▼▼▼

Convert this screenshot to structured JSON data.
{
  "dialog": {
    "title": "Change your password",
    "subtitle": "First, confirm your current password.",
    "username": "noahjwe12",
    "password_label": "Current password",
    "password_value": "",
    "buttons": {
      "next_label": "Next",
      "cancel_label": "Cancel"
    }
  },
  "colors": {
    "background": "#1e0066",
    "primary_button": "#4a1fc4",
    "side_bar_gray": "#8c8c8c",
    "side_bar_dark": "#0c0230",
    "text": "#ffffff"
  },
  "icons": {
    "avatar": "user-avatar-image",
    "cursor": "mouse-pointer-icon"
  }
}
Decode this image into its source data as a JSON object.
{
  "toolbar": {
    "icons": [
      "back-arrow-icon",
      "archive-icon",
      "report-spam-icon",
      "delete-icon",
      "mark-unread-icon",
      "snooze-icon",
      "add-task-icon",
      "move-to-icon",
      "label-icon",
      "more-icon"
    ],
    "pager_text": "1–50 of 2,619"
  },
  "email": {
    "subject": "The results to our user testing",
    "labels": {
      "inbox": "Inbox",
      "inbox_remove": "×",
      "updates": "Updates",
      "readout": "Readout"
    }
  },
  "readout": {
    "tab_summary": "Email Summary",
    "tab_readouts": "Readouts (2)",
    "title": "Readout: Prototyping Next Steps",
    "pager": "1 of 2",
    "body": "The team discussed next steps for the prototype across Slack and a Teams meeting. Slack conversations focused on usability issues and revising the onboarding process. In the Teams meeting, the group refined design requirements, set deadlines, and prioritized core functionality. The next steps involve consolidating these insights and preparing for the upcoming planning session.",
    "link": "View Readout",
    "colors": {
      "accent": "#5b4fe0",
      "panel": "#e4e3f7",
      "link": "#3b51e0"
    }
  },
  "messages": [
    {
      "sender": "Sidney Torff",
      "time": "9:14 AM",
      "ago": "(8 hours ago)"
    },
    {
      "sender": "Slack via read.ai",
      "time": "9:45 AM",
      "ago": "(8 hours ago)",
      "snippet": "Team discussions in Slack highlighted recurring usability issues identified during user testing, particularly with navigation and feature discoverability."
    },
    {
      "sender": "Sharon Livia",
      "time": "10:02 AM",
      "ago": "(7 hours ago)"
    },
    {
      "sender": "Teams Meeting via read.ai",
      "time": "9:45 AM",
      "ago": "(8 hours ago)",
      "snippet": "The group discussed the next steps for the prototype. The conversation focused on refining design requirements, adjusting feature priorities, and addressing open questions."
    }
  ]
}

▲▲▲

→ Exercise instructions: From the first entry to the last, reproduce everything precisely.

→ Response to the task:
Convert this screenshot to structured JSON data.
{
  "dialog": {
    "title": "Change your password",
    "subtitle": "First, confirm your current password.",
    "username": "noahjwe12",
    "password_label": "Current password",
    "password_value": "",
    "buttons": {
      "next_label": "Next",
      "cancel_label": "Cancel"
    }
  },
  "colors": {
    "background": "#1e0066",
    "primary_button": "#4a1fc4",
    "side_bar_gray": "#8c8c8c",
    "side_bar_dark": "#0c0230",
    "text": "#ffffff"
  },
  "icons": {
    "avatar": "user-avatar-image",
    "cursor": "mouse-pointer-icon"
  }
}
Decode this image into its source data as a JSON object.
{
  "toolbar": {
    "icons": [
      "back-arrow-icon",
      "archive-icon",
      "report-spam-icon",
      "delete-icon",
      "mark-unread-icon",
      "snooze-icon",
      "add-task-icon",
      "move-to-icon",
      "label-icon",
      "more-icon"
    ],
    "pager_text": "1–50 of 2,619"
  },
  "email": {
    "subject": "The results to our user testing",
    "labels": {
      "inbox": "Inbox",
      "inbox_remove": "×",
      "updates": "Updates",
      "readout": "Readout"
    }
  },
  "readout": {
    "tab_summary": "Email Summary",
    "tab_readouts": "Readouts (2)",
    "title": "Readout: Prototyping Next Steps",
    "pager": "1 of 2",
    "body": "The team discussed next steps for the prototype across Slack and a Teams meeting. Slack conversations focused on usability issues and revising the onboarding process. In the Teams meeting, the group refined design requirements, set deadlines, and prioritized core functionality. The next steps involve consolidating these insights and preparing for the upcoming planning session.",
    "link": "View Readout",
    "colors": {
      "accent": "#5b4fe0",
      "panel": "#e4e3f7",
      "link": "#3b51e0"
    }
  },
  "messages": [
    {
      "sender": "Sidney Torff",
      "time": "9:14 AM",
      "ago": "(8 hours ago)"
    },
    {
      "sender": "Slack via read.ai",
      "time": "9:45 AM",
      "ago": "(8 hours ago)",
      "snippet": "Team discussions in Slack highlighted recurring usability issues identified during user testing, particularly with navigation and feature discoverability."
    },
    {
      "sender": "Sharon Livia",
      "time": "10:02 AM",
      "ago": "(7 hours ago)"
    },
    {
      "sender": "Teams Meeting via read.ai",
      "time": "9:45 AM",
      "ago": "(8 hours ago)",
      "snippet": "The group discussed the next steps for the prototype. The conversation focused on refining design requirements, adjusting feature priorities, and addressing open questions."
    }
  ]
}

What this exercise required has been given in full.